• _WHAT TO DO_
Search each line of the data for the word "Intelligence"; copy every line where it is found.

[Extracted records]
--- START ---

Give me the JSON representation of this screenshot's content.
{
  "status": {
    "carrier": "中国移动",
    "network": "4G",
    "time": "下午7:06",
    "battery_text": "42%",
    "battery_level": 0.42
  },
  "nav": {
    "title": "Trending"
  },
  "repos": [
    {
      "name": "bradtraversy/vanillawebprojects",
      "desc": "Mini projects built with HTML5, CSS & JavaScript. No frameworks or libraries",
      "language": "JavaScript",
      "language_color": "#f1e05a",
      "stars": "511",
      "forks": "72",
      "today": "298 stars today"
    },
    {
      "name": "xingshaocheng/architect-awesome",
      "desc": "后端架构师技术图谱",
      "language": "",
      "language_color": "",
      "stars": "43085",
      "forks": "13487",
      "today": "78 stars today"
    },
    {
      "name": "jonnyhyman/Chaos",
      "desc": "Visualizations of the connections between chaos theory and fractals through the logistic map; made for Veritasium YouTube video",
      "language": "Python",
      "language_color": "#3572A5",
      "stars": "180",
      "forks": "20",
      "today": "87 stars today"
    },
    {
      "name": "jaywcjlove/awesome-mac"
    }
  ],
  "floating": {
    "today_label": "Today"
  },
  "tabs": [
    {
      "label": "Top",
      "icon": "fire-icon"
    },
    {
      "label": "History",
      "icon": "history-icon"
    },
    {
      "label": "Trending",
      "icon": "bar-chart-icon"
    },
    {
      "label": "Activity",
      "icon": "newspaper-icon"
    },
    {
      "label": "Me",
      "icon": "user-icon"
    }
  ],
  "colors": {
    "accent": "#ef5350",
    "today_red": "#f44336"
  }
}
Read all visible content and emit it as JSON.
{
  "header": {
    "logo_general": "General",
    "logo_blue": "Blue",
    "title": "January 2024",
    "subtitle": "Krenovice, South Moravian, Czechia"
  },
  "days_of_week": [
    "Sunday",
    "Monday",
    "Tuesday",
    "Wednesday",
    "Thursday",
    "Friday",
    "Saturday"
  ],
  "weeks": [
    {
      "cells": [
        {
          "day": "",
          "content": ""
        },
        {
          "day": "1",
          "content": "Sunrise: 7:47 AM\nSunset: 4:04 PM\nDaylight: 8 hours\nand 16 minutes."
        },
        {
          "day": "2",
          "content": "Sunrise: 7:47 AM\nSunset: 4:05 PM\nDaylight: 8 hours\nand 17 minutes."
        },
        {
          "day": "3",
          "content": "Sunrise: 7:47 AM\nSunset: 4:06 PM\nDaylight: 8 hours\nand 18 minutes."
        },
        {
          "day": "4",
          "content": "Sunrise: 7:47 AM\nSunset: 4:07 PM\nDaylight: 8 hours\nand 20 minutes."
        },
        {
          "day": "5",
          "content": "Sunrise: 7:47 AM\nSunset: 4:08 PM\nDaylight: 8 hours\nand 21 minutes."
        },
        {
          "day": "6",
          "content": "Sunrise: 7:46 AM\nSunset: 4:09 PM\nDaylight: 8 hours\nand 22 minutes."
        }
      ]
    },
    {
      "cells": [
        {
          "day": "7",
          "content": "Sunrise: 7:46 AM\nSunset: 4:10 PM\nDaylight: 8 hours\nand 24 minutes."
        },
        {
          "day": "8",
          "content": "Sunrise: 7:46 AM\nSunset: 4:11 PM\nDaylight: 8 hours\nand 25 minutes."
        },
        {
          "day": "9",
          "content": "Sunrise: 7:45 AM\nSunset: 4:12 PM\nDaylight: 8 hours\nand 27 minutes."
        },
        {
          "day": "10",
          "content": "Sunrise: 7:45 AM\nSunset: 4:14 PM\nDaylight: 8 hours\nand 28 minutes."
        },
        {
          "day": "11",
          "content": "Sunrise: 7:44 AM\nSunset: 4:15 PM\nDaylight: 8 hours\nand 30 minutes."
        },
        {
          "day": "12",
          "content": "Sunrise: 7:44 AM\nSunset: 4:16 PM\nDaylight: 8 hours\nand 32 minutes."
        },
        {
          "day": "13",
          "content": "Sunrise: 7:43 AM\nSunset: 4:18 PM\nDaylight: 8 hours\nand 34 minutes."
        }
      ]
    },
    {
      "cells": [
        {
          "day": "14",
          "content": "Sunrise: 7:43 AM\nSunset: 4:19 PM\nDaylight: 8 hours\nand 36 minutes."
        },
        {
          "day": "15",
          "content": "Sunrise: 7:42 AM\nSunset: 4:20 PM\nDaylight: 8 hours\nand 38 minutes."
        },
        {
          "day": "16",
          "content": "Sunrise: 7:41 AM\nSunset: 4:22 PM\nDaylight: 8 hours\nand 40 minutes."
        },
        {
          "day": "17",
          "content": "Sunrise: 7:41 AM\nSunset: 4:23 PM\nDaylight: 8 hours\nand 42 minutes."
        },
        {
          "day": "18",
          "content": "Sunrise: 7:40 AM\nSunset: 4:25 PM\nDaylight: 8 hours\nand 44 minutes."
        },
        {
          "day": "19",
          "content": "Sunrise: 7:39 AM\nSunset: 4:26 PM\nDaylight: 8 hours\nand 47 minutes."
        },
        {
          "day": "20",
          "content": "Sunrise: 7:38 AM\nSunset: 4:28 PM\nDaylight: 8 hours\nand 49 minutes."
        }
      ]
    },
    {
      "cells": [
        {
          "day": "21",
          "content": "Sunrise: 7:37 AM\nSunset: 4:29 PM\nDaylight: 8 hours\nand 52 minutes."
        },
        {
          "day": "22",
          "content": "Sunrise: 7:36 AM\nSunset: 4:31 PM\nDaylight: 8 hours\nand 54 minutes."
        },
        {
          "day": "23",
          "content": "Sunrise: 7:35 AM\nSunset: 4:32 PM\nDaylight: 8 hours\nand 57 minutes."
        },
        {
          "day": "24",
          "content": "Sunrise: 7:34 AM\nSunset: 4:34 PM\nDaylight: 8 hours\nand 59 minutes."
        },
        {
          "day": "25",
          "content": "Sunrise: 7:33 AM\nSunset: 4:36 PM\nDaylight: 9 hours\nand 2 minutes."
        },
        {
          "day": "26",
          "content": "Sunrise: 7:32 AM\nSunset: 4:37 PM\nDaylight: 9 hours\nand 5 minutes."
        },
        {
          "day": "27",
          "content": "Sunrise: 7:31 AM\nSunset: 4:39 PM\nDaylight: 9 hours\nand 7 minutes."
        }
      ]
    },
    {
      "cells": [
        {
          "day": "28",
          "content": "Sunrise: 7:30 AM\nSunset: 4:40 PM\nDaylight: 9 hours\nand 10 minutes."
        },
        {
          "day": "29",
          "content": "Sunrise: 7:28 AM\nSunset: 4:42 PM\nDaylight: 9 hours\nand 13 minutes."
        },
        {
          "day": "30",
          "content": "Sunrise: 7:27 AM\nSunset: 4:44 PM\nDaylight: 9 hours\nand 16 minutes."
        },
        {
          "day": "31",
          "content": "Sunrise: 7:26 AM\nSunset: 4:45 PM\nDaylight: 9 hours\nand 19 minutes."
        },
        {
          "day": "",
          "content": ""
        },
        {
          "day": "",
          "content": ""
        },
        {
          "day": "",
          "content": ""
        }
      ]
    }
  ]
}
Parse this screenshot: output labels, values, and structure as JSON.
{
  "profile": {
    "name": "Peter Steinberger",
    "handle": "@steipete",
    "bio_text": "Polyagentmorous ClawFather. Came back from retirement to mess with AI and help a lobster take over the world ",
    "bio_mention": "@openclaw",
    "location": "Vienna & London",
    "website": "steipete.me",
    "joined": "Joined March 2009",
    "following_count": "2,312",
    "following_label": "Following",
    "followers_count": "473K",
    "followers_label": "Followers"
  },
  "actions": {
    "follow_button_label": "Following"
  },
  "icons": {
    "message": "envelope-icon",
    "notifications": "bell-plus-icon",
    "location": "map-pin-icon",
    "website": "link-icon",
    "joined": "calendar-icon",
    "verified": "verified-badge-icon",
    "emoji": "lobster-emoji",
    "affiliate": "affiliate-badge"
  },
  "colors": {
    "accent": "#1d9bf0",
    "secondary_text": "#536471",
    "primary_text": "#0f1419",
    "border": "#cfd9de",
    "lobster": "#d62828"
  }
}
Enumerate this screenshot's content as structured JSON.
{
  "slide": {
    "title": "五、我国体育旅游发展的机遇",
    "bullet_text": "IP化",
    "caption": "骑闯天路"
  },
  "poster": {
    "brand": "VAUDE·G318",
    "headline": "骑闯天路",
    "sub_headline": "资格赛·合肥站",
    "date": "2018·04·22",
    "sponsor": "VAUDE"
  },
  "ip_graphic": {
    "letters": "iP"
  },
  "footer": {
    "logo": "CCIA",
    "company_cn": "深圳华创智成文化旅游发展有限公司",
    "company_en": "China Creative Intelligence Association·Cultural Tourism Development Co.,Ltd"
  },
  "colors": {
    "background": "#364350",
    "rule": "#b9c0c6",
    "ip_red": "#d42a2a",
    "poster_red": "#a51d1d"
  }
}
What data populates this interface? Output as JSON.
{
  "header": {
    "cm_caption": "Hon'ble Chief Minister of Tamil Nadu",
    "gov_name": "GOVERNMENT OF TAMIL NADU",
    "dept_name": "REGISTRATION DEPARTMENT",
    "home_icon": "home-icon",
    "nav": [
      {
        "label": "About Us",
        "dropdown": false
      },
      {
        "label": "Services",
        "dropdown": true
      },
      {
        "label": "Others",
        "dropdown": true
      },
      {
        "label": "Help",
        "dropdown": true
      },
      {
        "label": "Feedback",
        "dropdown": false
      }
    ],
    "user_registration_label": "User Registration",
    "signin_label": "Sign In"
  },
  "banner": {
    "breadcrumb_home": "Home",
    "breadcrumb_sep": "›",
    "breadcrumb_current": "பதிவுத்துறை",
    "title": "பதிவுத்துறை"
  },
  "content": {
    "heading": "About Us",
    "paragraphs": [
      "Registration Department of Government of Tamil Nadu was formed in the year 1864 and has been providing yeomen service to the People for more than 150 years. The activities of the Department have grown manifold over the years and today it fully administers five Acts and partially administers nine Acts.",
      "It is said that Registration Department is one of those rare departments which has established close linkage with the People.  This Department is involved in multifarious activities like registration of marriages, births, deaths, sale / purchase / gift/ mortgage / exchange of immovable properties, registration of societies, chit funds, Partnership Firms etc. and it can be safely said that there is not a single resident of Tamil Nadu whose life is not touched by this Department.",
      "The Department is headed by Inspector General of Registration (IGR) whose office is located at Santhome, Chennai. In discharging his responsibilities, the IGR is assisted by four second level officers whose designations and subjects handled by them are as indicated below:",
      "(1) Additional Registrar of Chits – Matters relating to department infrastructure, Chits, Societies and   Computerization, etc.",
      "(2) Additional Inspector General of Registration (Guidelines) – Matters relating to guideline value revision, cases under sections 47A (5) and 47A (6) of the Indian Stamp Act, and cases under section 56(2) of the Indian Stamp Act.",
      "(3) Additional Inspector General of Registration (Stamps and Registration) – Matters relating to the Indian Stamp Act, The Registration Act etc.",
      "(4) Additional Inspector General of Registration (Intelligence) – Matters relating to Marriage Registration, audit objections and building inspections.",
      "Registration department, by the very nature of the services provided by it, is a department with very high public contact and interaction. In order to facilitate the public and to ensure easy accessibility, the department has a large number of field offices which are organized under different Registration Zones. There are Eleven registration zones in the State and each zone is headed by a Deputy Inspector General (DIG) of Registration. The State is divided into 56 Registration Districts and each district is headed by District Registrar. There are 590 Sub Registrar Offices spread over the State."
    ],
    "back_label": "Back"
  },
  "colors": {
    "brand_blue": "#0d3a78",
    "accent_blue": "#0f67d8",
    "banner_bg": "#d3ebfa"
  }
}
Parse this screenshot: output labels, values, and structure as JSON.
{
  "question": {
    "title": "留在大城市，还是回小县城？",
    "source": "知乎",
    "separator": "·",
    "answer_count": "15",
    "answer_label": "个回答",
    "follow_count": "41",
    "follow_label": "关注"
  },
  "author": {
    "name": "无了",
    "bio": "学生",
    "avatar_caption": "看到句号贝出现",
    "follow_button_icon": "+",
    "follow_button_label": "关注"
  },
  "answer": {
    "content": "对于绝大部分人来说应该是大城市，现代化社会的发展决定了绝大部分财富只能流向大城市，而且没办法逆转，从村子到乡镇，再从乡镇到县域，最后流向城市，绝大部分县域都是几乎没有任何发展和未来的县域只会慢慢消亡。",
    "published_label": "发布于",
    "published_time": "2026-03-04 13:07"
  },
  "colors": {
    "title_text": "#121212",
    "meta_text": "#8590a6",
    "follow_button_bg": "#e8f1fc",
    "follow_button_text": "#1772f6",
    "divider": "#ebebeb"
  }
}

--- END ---

• _EXERCISE ANSWER_
    "company_en": "China Creative Intelligence Association·Cultural Tourism Development Co.,Ltd"
      "(4) Additional Inspector General of Registration (Intelligence) – Matters relating to Marriage Registration, audit objections and building inspections.",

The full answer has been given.